At this point the reservoir cavity may be filled with the fluid substance to be stored in the dispenser 1. After said substance has been loaded into the reservoir cavity 20 (with the requisite under-fill mentioned above), all the heretoforecombined components (as a separate sub-assembly), are inserted together into the reservoir cavity 20. To do so, the extended portion of the weighted shaft 16 (H to H') is inserted into the reservoir cavity, until the reservoir tip 35 rotatably entersthe rear of the head 5 (I to I'). This allows the nut 30 and the screw 29 threads to interact until the locking lugs 28 have locked the head in place via the teeth 31 as described above in connection with FIGS. 11 through 14. Inserting the separatesub-assembly into the reservoir cavity 20 after it has been loaded with contained substance allows for manufacturing ease and for a filling process that is very similar to current cosmetic lacquer dispensers. Finally, the tail cap 4 is placed over thedistal end of the reservoir 2 (J to J'). Other assembly methods may be practiced depending on the use of alternative embodiments described herein, and will be readily apparent to those skilled in the art.
Field of SearchProjection by movement of implement
With means to apply force on material in reservoir
Reservoir on elongated handle
With removable cap for tool
By screw mechanism

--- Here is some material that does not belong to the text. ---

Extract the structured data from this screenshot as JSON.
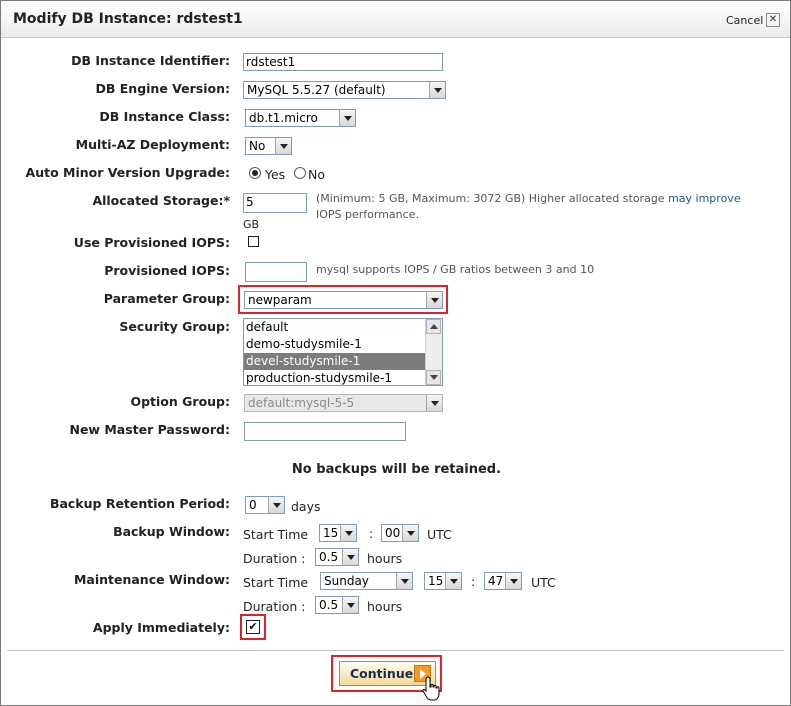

Responsive to movement of implement
Having operating screw
Apertured movable part
Combined with stopper structure